Sipp might consider brainstorming with Cleveland starter Josh Tomlin, who sits just a few lockers over. Last season, Tomlin became the first pitcher since at least the start of divisional play in 1969 to qualify for the ERA title while having no runners even attempt a stolen base against him.
That got brought up in Sipp's meeting with manager Manny Acta and general manager Chris Antonetti.
"Yeah," Sipp said. "They told me to talk to Tomlin."
Sipp appeared in 69 games for the Tribe last year and allowed 13 stolen bases in 15 attempts. That represented the fourth most steals allowed among American League relievers. What is most glaring about the development is that Sipp is left-handed, which typically helps in naturally slowing down the running game.
Tomlin said the key for him was varying his looks to first base. The right-hander would sometimes hold the baseball longer than other times or throw in a step-off move on occasion. Tomlin also tried to mix up how many times he would look over to first base -- not looking at all in certain situations.
"You just don't want them to have a pattern of what you're trying to do," Tomlin said. "It's just making them aware that you're aware that they're there. Basically, that's all I did."
Tomlin was also quick to praise his catchers.
"My times to home were pretty quick last year," Tomlin said. "And when you have guys like Carlos Santana and Lou Marson back there -- guys that can throw the ball pretty good -- it just makes for a hard recipe for stolen bases."
Only one run was scored in Wednesday's four-inning intrasquad game at the Indians' spring complex. It came courtesy of an RBI single from Jose Lopez, who is in camp as a non-roster invitee and is vying for a spot on the Tribe's bench as a utility man.
In the first inning of Wednesday's game, Carlos Santana ripped a pitch down the left-field line but stopped running because he thought it was foul. When alerted by his yelling teammates that it was actually fair, he still managed to leg out a double.
Indians outfielder Trevor Crowe, who saw his jersey number climb from No. 4 to No. 80 after being taken off the 40-man roster over the offseason, made sure he was noticed in Wedesday's intrasquad game. Crowe (a non-roster invitee) drew a walk and stole second base.

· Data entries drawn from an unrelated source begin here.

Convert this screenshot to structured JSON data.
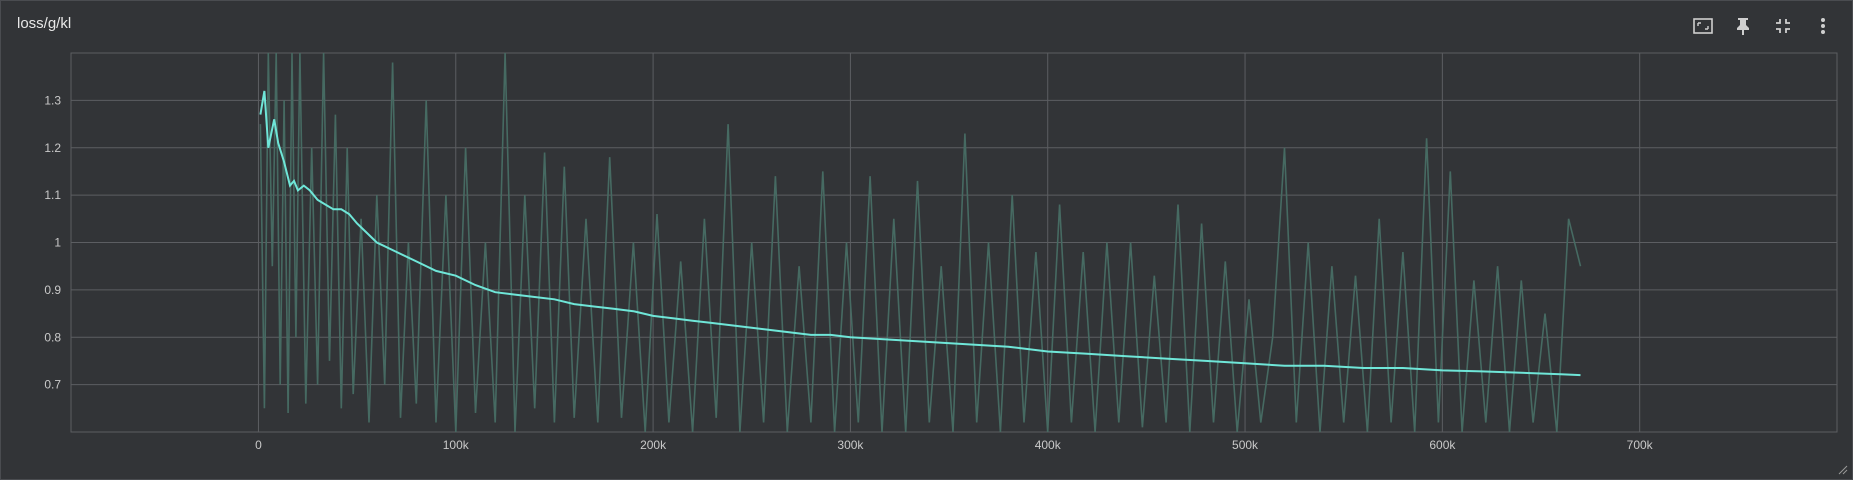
{
  "panel": {
    "title": "loss/g/kl"
  },
  "toolbar": {
    "icons": [
      "fit-domain-icon",
      "pin-icon",
      "collapse-icon",
      "more-vert-icon"
    ]
  },
  "colors": {
    "background": "#323437",
    "grid": "#5c5e62",
    "raw_series": "#466a62",
    "smoothed_series": "#6fe6d8",
    "tick_text": "#c9c9c9"
  },
  "chart_data": {
    "type": "line",
    "title": "loss/g/kl",
    "xlabel": "",
    "ylabel": "",
    "xlim": [
      -95000,
      800000
    ],
    "ylim": [
      0.6,
      1.4
    ],
    "x_ticks": [
      0,
      100000,
      200000,
      300000,
      400000,
      500000,
      600000,
      700000
    ],
    "x_tick_labels": [
      "0",
      "100k",
      "200k",
      "300k",
      "400k",
      "500k",
      "600k",
      "700k"
    ],
    "y_ticks": [
      0.7,
      0.8,
      0.9,
      1.0,
      1.1,
      1.2,
      1.3
    ],
    "y_tick_labels": [
      "0.7",
      "0.8",
      "0.9",
      "1",
      "1.1",
      "1.2",
      "1.3"
    ],
    "grid": true,
    "series": [
      {
        "role": "smoothed",
        "x": [
          1000,
          3000,
          5000,
          8000,
          10000,
          13000,
          16000,
          18000,
          20000,
          23000,
          26000,
          30000,
          34000,
          38000,
          42000,
          46000,
          50000,
          55000,
          60000,
          70000,
          80000,
          90000,
          100000,
          110000,
          120000,
          130000,
          140000,
          150000,
          160000,
          170000,
          180000,
          190000,
          200000,
          210000,
          220000,
          230000,
          240000,
          250000,
          260000,
          270000,
          280000,
          290000,
          300000,
          320000,
          340000,
          360000,
          380000,
          400000,
          420000,
          440000,
          460000,
          480000,
          500000,
          520000,
          540000,
          560000,
          580000,
          600000,
          620000,
          640000,
          660000,
          670000
        ],
        "values": [
          1.27,
          1.32,
          1.2,
          1.26,
          1.21,
          1.17,
          1.12,
          1.13,
          1.11,
          1.12,
          1.11,
          1.09,
          1.08,
          1.07,
          1.07,
          1.06,
          1.04,
          1.02,
          1.0,
          0.98,
          0.96,
          0.94,
          0.93,
          0.91,
          0.895,
          0.89,
          0.885,
          0.88,
          0.87,
          0.865,
          0.86,
          0.855,
          0.845,
          0.84,
          0.835,
          0.83,
          0.825,
          0.82,
          0.815,
          0.81,
          0.805,
          0.805,
          0.8,
          0.795,
          0.79,
          0.785,
          0.78,
          0.77,
          0.765,
          0.76,
          0.755,
          0.75,
          0.745,
          0.74,
          0.74,
          0.735,
          0.735,
          0.73,
          0.728,
          0.725,
          0.722,
          0.72
        ]
      },
      {
        "role": "raw",
        "x": [
          1000,
          3000,
          5000,
          7000,
          9000,
          11000,
          13000,
          15000,
          17000,
          19000,
          21000,
          24000,
          27000,
          30000,
          33000,
          36000,
          39000,
          42000,
          45000,
          48000,
          52000,
          56000,
          60000,
          64000,
          68000,
          72000,
          76000,
          80000,
          85000,
          90000,
          95000,
          100000,
          105000,
          110000,
          115000,
          120000,
          125000,
          130000,
          135000,
          140000,
          145000,
          150000,
          155000,
          160000,
          166000,
          172000,
          178000,
          184000,
          190000,
          196000,
          202000,
          208000,
          214000,
          220000,
          226000,
          232000,
          238000,
          244000,
          250000,
          256000,
          262000,
          268000,
          274000,
          280000,
          286000,
          292000,
          298000,
          304000,
          310000,
          316000,
          322000,
          328000,
          334000,
          340000,
          346000,
          352000,
          358000,
          364000,
          370000,
          376000,
          382000,
          388000,
          394000,
          400000,
          406000,
          412000,
          418000,
          424000,
          430000,
          436000,
          442000,
          448000,
          454000,
          460000,
          466000,
          472000,
          478000,
          484000,
          490000,
          496000,
          502000,
          508000,
          514000,
          520000,
          526000,
          532000,
          538000,
          544000,
          550000,
          556000,
          562000,
          568000,
          574000,
          580000,
          586000,
          592000,
          598000,
          604000,
          610000,
          616000,
          622000,
          628000,
          634000,
          640000,
          646000,
          652000,
          658000,
          664000,
          670000
        ],
        "values": [
          1.25,
          0.65,
          1.4,
          0.95,
          1.4,
          0.7,
          1.3,
          0.64,
          1.4,
          0.8,
          1.4,
          0.66,
          1.2,
          0.7,
          1.4,
          0.75,
          1.27,
          0.65,
          1.2,
          0.68,
          1.05,
          0.62,
          1.1,
          0.7,
          1.38,
          0.63,
          1.0,
          0.66,
          1.3,
          0.62,
          1.1,
          0.6,
          1.2,
          0.64,
          1.0,
          0.62,
          1.4,
          0.6,
          1.1,
          0.65,
          1.19,
          0.62,
          1.16,
          0.63,
          1.05,
          0.62,
          1.18,
          0.63,
          1.0,
          0.6,
          1.06,
          0.62,
          0.96,
          0.6,
          1.05,
          0.63,
          1.25,
          0.6,
          1.0,
          0.62,
          1.14,
          0.6,
          0.95,
          0.62,
          1.15,
          0.6,
          1.0,
          0.62,
          1.14,
          0.6,
          1.05,
          0.6,
          1.13,
          0.62,
          0.95,
          0.6,
          1.23,
          0.62,
          1.0,
          0.6,
          1.1,
          0.62,
          0.98,
          0.6,
          1.08,
          0.62,
          0.98,
          0.6,
          1.0,
          0.62,
          1.0,
          0.61,
          0.93,
          0.62,
          1.08,
          0.6,
          1.04,
          0.62,
          0.96,
          0.6,
          0.88,
          0.62,
          0.8,
          1.2,
          0.62,
          1.0,
          0.6,
          0.95,
          0.62,
          0.93,
          0.6,
          1.05,
          0.62,
          0.98,
          0.6,
          1.22,
          0.62,
          1.15,
          0.6,
          0.92,
          0.62,
          0.95,
          0.6,
          0.92,
          0.62,
          0.85,
          0.6,
          1.05,
          0.95
        ]
      }
    ]
  }
}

The Indians' second intrasquad game will be held at noon MST on Thursday at Goodyear Ballpark, which is located roughly a half-mile north of the team's player development complex. The game is free for the pubic to attend. Pitchers scheduled to appear include Derek Lowe, Kevin Slowey, Jeanmar Gomez, Dan Wheeler, Scott Barnes, Zach McAllister, Chris Ray, Corey Kluber, Danny Salazar and Hector Ambriz.
Al Rosen, who played for the Indians from 1947-56, celebrated his 22nd birthday on Wednesday. Rosen -- actually 88 years old -- is one of only 11 Major League players who were born on Feb. 29 in a leap year in baseball history.
Quote to note: "I rode a bike and did some stretching drills -- a lot of really athletic stuff going on in there. Tomorrow I might even roll over." -- Indians closer Chris Perez, on his left oblique injury rehab